by Jane Austen
When Persuasion was published posthumously in 1818, only a small circle of people knew of and admired Jane Austen's novels. Since that date, however, Austen has come to be one of the world's most widely read and most beloved authors. She claimed once to her nephew, who would later write her biography, “the little bit (two inches wide) of Ivory on which I work with so fine a Brush produces little effect after much labour.” Scholars and readers, however, have overwhelmingly disagreed with her assessment that her work produces "little effect," finding her to be a conscious artist and astute social critic. In Persuasion, her last novel, Austen continues to present in minute detail the daily lives of her characters, upper-middle-class men and women living in England at the beginning of the nineteenth century. This novel perhaps is her most romantic, centering on postponed but enduring love. Anne Elliot, the story's heroine, suffers from a decision that was forced upon her several years ago—to break off a relationship with the man she deeply loved. As Austen examines the causes and consequences of this action, she offers a penetrating critique of the standards of the British class system and the narrow-mindedness of those who strictly subscribe to them. The novel's witty realism helped guarantee Austen's position as one of the finest novelists.
About the Author
Jane Austen was an English novelist whose books, set amongst the English middle and upper classes, are notable for their wit, social observation and insights into the lives of early 19th century women.
Jane Austen was born on 16 December 1775 in the village of Steventon in Hampshire. She was one of eight children of a clergyman and grew up in a close-knit family. She began to write as a teenager. In 1801 the family moved to Bath. After the death of Jane's father in 1805 Jane, her sister Cassandra and their mother moved several times eventually settling in Chawton, near Steventon.
Jane’s brother Henry helped her negotiate with a publisher and her first novel, ‘Sense and Sensibility’, appeared in 1811. Her next novel ‘Pride and Prejudice’, which she described as her “own darling child” received highly favourable reviews. ‘Mansfield Park‘ was published in 1814, then ‘Emma’ in 1816. ‘Emma’ was dedicated to the Prince Regent, an admirer of her work. All of Jane Austen's novels were published anonymously.

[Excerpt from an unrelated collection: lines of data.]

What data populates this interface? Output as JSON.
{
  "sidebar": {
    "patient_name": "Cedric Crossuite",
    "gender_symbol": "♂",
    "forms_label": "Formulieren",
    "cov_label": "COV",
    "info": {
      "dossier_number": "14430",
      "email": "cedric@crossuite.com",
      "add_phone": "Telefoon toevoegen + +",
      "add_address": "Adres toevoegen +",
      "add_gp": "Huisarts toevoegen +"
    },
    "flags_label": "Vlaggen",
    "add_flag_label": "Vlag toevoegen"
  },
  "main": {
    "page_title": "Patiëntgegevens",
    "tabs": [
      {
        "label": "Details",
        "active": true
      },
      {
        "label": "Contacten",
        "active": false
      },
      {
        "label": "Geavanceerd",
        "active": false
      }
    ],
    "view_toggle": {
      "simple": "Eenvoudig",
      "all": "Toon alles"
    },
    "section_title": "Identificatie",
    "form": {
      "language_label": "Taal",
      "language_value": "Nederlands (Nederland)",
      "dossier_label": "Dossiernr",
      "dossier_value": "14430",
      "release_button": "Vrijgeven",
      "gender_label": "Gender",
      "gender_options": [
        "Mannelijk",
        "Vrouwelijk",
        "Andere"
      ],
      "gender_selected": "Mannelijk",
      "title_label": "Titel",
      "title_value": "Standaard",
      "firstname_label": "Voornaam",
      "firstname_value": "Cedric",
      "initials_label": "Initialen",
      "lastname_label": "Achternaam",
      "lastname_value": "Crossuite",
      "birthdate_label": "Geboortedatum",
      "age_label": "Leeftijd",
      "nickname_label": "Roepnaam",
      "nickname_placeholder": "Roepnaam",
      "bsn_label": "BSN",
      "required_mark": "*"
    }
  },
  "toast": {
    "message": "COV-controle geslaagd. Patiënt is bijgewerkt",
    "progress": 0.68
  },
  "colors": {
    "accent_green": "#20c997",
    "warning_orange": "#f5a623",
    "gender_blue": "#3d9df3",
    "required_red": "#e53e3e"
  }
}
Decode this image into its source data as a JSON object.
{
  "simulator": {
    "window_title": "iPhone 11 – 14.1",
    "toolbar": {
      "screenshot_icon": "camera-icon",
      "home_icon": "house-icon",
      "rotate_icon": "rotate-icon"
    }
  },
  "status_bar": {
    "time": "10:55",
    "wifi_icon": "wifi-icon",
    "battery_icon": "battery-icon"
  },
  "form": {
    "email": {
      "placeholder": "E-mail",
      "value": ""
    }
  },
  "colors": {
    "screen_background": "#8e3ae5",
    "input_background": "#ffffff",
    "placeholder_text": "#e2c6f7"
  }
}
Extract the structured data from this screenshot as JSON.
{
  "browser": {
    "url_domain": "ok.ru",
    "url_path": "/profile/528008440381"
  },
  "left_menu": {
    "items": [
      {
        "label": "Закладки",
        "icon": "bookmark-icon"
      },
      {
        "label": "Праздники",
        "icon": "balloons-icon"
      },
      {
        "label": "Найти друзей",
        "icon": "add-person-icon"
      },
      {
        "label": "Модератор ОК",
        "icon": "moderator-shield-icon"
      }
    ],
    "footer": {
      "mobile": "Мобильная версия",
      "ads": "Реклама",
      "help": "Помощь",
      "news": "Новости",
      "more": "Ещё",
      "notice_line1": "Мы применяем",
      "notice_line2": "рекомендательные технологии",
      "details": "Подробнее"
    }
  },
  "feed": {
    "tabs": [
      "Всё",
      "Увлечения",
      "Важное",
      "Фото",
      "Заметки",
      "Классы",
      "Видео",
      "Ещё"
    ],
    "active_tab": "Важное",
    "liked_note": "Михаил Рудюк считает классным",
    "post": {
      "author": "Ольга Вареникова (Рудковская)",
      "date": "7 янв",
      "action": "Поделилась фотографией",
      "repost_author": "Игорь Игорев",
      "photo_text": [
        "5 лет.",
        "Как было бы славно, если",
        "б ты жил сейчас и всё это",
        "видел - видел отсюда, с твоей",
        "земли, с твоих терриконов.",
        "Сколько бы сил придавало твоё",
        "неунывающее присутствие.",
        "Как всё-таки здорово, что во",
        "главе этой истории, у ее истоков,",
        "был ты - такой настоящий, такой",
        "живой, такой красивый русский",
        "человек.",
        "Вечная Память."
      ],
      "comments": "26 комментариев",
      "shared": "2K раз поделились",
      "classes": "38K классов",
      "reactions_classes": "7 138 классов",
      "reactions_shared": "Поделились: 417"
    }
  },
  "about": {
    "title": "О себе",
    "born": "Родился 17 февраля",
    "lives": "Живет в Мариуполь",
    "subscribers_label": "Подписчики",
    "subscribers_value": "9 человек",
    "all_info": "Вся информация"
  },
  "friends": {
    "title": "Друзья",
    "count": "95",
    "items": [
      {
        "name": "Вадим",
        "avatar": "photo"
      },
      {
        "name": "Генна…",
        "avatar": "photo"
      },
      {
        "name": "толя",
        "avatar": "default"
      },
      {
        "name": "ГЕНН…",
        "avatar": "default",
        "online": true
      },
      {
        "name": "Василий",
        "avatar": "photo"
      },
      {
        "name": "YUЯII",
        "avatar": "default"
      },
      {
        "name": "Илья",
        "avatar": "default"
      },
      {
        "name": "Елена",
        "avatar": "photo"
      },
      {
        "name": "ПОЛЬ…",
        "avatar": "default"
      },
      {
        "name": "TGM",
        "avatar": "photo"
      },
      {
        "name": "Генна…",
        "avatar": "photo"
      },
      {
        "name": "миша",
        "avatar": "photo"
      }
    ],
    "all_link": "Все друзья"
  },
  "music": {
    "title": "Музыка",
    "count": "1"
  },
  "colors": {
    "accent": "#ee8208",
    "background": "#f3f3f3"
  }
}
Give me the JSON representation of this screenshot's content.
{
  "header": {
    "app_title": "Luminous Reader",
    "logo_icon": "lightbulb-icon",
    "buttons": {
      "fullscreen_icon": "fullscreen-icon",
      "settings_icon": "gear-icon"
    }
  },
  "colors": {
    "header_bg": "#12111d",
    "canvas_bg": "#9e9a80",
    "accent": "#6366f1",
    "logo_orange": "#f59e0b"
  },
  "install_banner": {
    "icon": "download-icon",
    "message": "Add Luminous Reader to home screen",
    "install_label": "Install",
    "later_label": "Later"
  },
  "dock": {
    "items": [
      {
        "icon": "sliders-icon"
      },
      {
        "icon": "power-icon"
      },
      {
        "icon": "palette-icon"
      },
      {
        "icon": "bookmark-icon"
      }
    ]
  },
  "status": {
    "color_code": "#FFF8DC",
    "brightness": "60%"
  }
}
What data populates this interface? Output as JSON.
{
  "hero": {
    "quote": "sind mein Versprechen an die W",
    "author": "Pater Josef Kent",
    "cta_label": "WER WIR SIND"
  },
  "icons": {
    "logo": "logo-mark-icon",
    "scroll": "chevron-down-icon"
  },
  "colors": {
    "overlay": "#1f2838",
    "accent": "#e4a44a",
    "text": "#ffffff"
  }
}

In 1816, Jane began to suffer from ill-health, probably due to Addison's disease. She travelled to Winchester to receive treatment, and died there on 18 July 1817. Two more novels, ‘Persuasion’ and ’Northanger Abbey’ were published posthumously and a final novel was left incomplete.